### What the task asks:
All of the data that follows should be retyped exactly as it appears.

+ + + + +

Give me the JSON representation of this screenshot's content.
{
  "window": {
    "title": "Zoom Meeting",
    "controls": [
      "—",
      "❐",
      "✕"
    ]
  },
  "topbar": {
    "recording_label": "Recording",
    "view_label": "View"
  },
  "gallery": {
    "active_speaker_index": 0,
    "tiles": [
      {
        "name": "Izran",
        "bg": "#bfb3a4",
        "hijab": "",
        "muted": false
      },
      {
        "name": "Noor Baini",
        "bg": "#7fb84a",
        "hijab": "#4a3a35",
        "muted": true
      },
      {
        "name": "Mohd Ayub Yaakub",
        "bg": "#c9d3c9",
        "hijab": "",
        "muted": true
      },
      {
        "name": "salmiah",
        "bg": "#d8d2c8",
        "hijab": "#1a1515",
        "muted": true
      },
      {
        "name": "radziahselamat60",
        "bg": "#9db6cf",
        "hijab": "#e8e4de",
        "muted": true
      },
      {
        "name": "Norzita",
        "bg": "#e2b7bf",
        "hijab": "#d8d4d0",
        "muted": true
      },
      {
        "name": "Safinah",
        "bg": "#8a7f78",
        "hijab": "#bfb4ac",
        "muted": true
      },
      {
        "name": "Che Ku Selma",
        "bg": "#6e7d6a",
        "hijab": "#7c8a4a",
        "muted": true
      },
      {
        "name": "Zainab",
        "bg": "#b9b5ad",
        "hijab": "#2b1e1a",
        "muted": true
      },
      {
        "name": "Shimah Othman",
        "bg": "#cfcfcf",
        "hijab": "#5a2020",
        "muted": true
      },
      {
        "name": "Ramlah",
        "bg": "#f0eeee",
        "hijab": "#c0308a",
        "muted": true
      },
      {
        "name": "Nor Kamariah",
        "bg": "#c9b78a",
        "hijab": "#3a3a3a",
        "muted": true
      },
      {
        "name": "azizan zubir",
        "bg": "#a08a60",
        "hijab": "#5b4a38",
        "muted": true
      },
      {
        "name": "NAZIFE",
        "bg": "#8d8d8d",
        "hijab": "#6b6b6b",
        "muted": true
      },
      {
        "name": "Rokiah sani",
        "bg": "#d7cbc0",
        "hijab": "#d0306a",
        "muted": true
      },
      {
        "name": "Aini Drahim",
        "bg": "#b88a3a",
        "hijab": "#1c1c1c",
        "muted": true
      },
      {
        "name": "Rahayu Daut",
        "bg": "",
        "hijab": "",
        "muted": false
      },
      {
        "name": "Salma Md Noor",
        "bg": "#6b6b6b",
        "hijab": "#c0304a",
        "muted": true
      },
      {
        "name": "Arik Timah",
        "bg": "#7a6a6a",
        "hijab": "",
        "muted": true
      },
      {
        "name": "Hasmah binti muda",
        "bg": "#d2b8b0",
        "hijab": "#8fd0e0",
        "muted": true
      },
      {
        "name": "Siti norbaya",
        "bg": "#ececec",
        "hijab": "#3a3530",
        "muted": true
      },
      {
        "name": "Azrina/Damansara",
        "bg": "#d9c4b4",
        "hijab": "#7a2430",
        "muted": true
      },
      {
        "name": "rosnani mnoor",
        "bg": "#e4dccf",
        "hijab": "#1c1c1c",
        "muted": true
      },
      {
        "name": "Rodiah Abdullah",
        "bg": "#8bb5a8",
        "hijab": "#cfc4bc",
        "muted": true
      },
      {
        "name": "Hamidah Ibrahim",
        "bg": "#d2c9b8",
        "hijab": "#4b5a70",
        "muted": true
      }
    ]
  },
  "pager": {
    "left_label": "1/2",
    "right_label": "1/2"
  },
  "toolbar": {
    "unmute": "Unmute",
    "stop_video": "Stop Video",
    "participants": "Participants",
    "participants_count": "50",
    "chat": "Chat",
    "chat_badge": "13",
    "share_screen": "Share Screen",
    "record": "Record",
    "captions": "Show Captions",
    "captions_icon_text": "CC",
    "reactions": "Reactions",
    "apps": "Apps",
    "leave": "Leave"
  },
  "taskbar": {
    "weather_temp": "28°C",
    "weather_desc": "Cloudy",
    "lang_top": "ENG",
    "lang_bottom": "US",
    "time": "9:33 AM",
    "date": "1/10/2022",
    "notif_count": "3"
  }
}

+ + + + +

### Task solution:
Give me the JSON representation of this screenshot's content.
{
  "window": {
    "title": "Zoom Meeting",
    "controls": [
      "—",
      "❐",
      "✕"
    ]
  },
  "topbar": {
    "recording_label": "Recording",
    "view_label": "View"
  },
  "gallery": {
    "active_speaker_index": 0,
    "tiles": [
      {
        "name": "Izran",
        "bg": "#bfb3a4",
        "hijab": "",
        "muted": false
      },
      {
        "name": "Noor Baini",
        "bg": "#7fb84a",
        "hijab": "#4a3a35",
        "muted": true
      },
      {
        "name": "Mohd Ayub Yaakub",
        "bg": "#c9d3c9",
        "hijab": "",
        "muted": true
      },
      {
        "name": "salmiah",
        "bg": "#d8d2c8",
        "hijab": "#1a1515",
        "muted": true
      },
      {
        "name": "radziahselamat60",
        "bg": "#9db6cf",
        "hijab": "#e8e4de",
        "muted": true
      },
      {
        "name": "Norzita",
        "bg": "#e2b7bf",
        "hijab": "#d8d4d0",
        "muted": true
      },
      {
        "name": "Safinah",
        "bg": "#8a7f78",
        "hijab": "#bfb4ac",
        "muted": true
      },
      {
        "name": "Che Ku Selma",
        "bg": "#6e7d6a",
        "hijab": "#7c8a4a",
        "muted": true
      },
      {
        "name": "Zainab",
        "bg": "#b9b5ad",
        "hijab": "#2b1e1a",
        "muted": true
      },
      {
        "name": "Shimah Othman",
        "bg": "#cfcfcf",
        "hijab": "#5a2020",
        "muted": true
      },
      {
        "name": "Ramlah",
        "bg": "#f0eeee",
        "hijab": "#c0308a",
        "muted": true
      },
      {
        "name": "Nor Kamariah",
        "bg": "#c9b78a",
        "hijab": "#3a3a3a",
        "muted": true
      },
      {
        "name": "azizan zubir",
        "bg": "#a08a60",
        "hijab": "#5b4a38",
        "muted": true
      },
      {
        "name": "NAZIFE",
        "bg": "#8d8d8d",
        "hijab": "#6b6b6b",
        "muted": true
      },
      {
        "name": "Rokiah sani",
        "bg": "#d7cbc0",
        "hijab": "#d0306a",
        "muted": true
      },
      {
        "name": "Aini Drahim",
        "bg": "#b88a3a",
        "hijab": "#1c1c1c",
        "muted": true
      },
      {
        "name": "Rahayu Daut",
        "bg": "",
        "hijab": "",
        "muted": false
      },
      {
        "name": "Salma Md Noor",
        "bg": "#6b6b6b",
        "hijab": "#c0304a",
        "muted": true
      },
      {
        "name": "Arik Timah",
        "bg": "#7a6a6a",
        "hijab": "",
        "muted": true
      },
      {
        "name": "Hasmah binti muda",
        "bg": "#d2b8b0",
        "hijab": "#8fd0e0",
        "muted": true
      },
      {
        "name": "Siti norbaya",
        "bg": "#ececec",
        "hijab": "#3a3530",
        "muted": true
      },
      {
        "name": "Azrina/Damansara",
        "bg": "#d9c4b4",
        "hijab": "#7a2430",
        "muted": true
      },
      {
        "name": "rosnani mnoor",
        "bg": "#e4dccf",
        "hijab": "#1c1c1c",
        "muted": true
      },
      {
        "name": "Rodiah Abdullah",
        "bg": "#8bb5a8",
        "hijab": "#cfc4bc",
        "muted": true
      },
      {
        "name": "Hamidah Ibrahim",
        "bg": "#d2c9b8",
        "hijab": "#4b5a70",
        "muted": true
      }
    ]
  },
  "pager": {
    "left_label": "1/2",
    "right_label": "1/2"
  },
  "toolbar": {
    "unmute": "Unmute",
    "stop_video": "Stop Video",
    "participants": "Participants",
    "participants_count": "50",
    "chat": "Chat",
    "chat_badge": "13",
    "share_screen": "Share Screen",
    "record": "Record",
    "captions": "Show Captions",
    "captions_icon_text": "CC",
    "reactions": "Reactions",
    "apps": "Apps",
    "leave": "Leave"
  },
  "taskbar": {
    "weather_temp": "28°C",
    "weather_desc": "Cloudy",
    "lang_top": "ENG",
    "lang_bottom": "US",
    "time": "9:33 AM",
    "date": "1/10/2022",
    "notif_count": "3"
  }
}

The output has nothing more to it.